Driverless cars intriguing factor in debate on public transport

By David Thomson on Sat, 1 Jul 2017

Could a looming era of self-driving, electric cars mean the end of public transport as we know it? That was one of several possible scenarios canvassed in Dunedin late last week, as part of the annual Institute of Public Works Engineers (IPEWA) New Zealand conference.

It arose during a panel discussion titled ‘‘The road to a driverless future'' and was proposed by Ministry of Transport deputy chief executive Andrew Jackson. Based on the modelling work carried out on the Wellington public transport network, the basic line of argument goes something like this: when taxi-type cars become autonomous (i.e. no longer require a driver) they will actually become cheaper to use than established forms of mass public transport.

Once that occurs, why would anyone take public transport when the alternative is cheaper as well as more convenient?

The extent to which this should give pause for thought at a time when Dunedin is looking at major changes to its public transport network depends a little on ideology and a little on how far in the future the widespread deployment of self-driving cars is.

As the first of four panel members to make a presentation at the discussion, I suggested 2035 as a point in time when such vehicles, which will largely be electric-powered, would have a significant presence on New Zealand roads.

My suggestion was based mainly on a (somewhat) informed assessment of the likely period for the main technical barriers to such a roll-out being overcome. Interestingly, I seemed to find myself in accord with my fellow panel members, some of whom looked at the issues from quite a different perspective.

University of Otago philosopher James Maclaurin explored social and legal barriers to rapid autonomous vehicle adoption, while Danish futurist Liselotte Lyngso questioned the extent to which autonomous cars would be charisma- free communally accessed utilitarian ‘‘boxes'' rather than individually-owned items with a high degree of design appeal.

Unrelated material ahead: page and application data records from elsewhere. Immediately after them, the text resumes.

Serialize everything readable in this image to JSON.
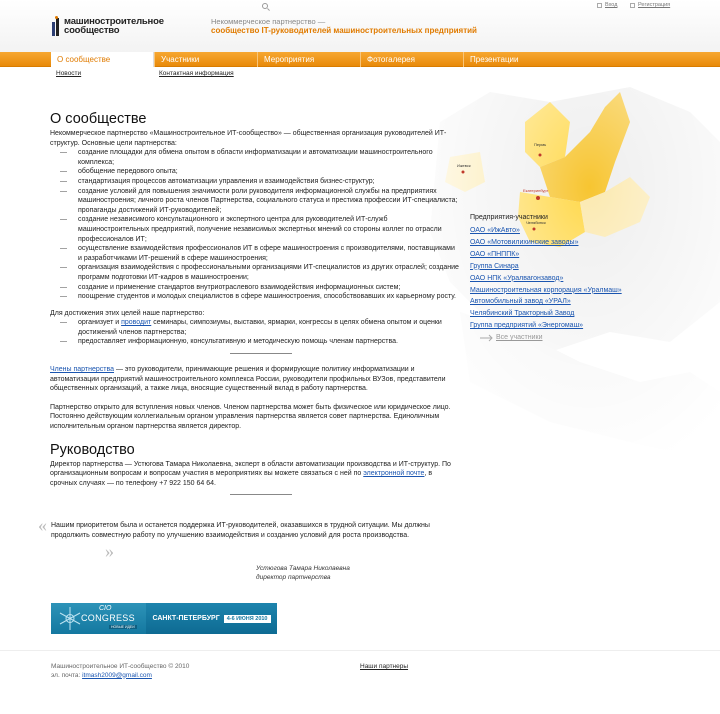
{
  "header": {
    "logo_line1": "машиностроительное",
    "logo_line2": "сообщество",
    "tagline_line1": "Некоммерческое партнерство —",
    "tagline_line2": "сообщество IT-руководителей машиностроительных предприятий",
    "login": "Вход",
    "register": "Регистрация"
  },
  "nav": {
    "items": [
      "О сообществе",
      "Участники",
      "Мероприятия",
      "Фотогалерея",
      "Презентации"
    ],
    "sub": [
      "Новости",
      "Контактная информация"
    ]
  },
  "map": {
    "labels": [
      "Пермь",
      "Ижевск",
      "Екатеринбург",
      "Челябинск"
    ],
    "highlight_color": "#f7c531"
  },
  "main": {
    "title": "О сообществе",
    "intro": "Некоммерческое партнерство «Машиностроительное ИТ-сообщество» — общественная организация руководителей ИТ-структур. Основные цели партнерства:",
    "goals": [
      "создание площадки для обмена опытом в области информатизации и автоматизации машиностроительного комплекса;",
      "обобщение передового опыта;",
      "стандартизация процессов автоматизации управления и взаимодействия бизнес-структур;",
      "создание условий для повышения значимости роли руководителя информационной службы на предприятиях машиностроения; личного роста членов Партнерства, социального статуса и престижа профессии ИТ-специалиста; пропаганды достижений ИТ-руководителей;",
      "создание независимого консультационного и экспертного центра для руководителей ИТ-служб машиностроительных предприятий, получение независимых экспертных мнений со стороны коллег по отрасли профессионалов ИТ;",
      "осуществление взаимодействия профессионалов ИТ в сфере машиностроения с производителями, поставщиками и разработчиками ИТ-решений в сфере машиностроения;",
      "организация взаимодействия с профессиональными организациями ИТ-специалистов из других отраслей; создание программ подготовки ИТ-кадров в машиностроении;",
      "создание и применение стандартов внутриотраслевого взаимодействия информационных систем;",
      "поощрение студентов и молодых специалистов в сфере машиностроения, способствовавших их карьерному росту."
    ],
    "means_intro": "Для достижения этих целей наше партнерство:",
    "means": [
      {
        "pre": "организует и ",
        "link": "проводит",
        "post": " семинары, симпозиумы, выставки, ярмарки, конгрессы в целях обмена опытом и оценки достижений членов партнерства;"
      },
      {
        "pre": "предоставляет информационную, консультативную и методическую помощь членам партнерства.",
        "link": "",
        "post": ""
      }
    ],
    "members_link": "Члены партнерства",
    "members_text": " — это руководители, принимающие решения и формирующие политику информатизации и автоматизации предприятий машиностроительного комплекса России, руководители профильных ВУЗов, представители общественных организаций, а также лица, вносящие существенный вклад в работу партнерства.",
    "open_text": "Партнерство открыто для вступления новых членов. Членом партнерства может быть физическое или юридическое лицо. Постоянно действующим коллегиальным органом управления партнерства является совет партнерства. Единоличным исполнительным органом партнерства является директор.",
    "leadership_title": "Руководство",
    "leadership_pre": "Директор партнерства — Устюгова Тамара Николаевна, эксперт в области автоматизации производства и ИТ-структур. По организационным вопросам и вопросам участия в мероприятиях вы можете связаться с ней по ",
    "leadership_link": "электронной почте",
    "leadership_post": ", в срочных случаях — по телефону +7 922 150 64 64.",
    "quote": "Нашим приоритетом была и останется поддержка ИТ-руководителей, оказавшихся в трудной ситуации. Мы должны продолжить совместную работу по улучшению взаимодействия и созданию условий для роста производства.",
    "sign_name": "Устюгова Тамара Николаевна",
    "sign_role": "директор партнерства"
  },
  "banner": {
    "cio": "CIO",
    "congress": "CONGRESS",
    "sub": "НОВЫЕ ИДЕИ",
    "city": "САНКТ-ПЕТЕРБУРГ",
    "dates": "4-6 ИЮНЯ 2010"
  },
  "sidebar": {
    "title": "Предприятия-участники",
    "items": [
      "ОАО «ИжАвто»",
      "ОАО «Мотовилихинские заводы»",
      "ОАО «ПНППК»",
      "Группа Синара",
      "ОАО НПК «Уралвагонзавод»",
      "Машиностроительная корпорация «Уралмаш»",
      "Автомобильный завод «УРАЛ»",
      "Челябинский Тракторный Завод",
      "Группа предприятий «Энергомаш»"
    ],
    "all": "Все участники"
  },
  "footer": {
    "copyright": "Машиностроительное ИТ-сообщество © 2010",
    "email_label": "эл. почта: ",
    "email": "itmash2009@gmail.com",
    "partners": "Наши партнеры"
  }
}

After 20 minutes during which we each presented our case, panel facilitator Ian Telfer, from Radio New Zealand, asked us several questions, before handing over to an audience that would, I think, have happily interrogated us well beyond the hour allowed for the session.

If you find any of this pondering about the future remotely interesting, the good news is that the whole shebang was recorded by RNZ for broadcast later this month.

One thing I can guarantee right now is that our panel discussion was a lot more civilised than any chat involving Formula One rivals Lewis Hamilton and Sebastian Vettel, and their team-mates Valtteri Bottas and Kimi Raikkonen.

Hamilton was angry after Vettel hit the rear of his car and then banged wheels in a ill-judged moment at last weekend's Azerbaijan Grand Prix, while Raikkonen was none too pleased after a wheel-banging incident with Bottas.

I say harden up lads, it's motor racing for which you are paid handsomely, not tiddlywinks.

Daniel Ricciardo's fine drive to victory was the high point at Baku, not a whole host of complaining. Great news also that Scott Dixon has finally found winning form in this year's Indycar series, and with it has extended his championship lead. Fingers crossed, again, for Hayden Paddon, who is tackling the Polish round of the World Rally Championship this weekend.

David Thomson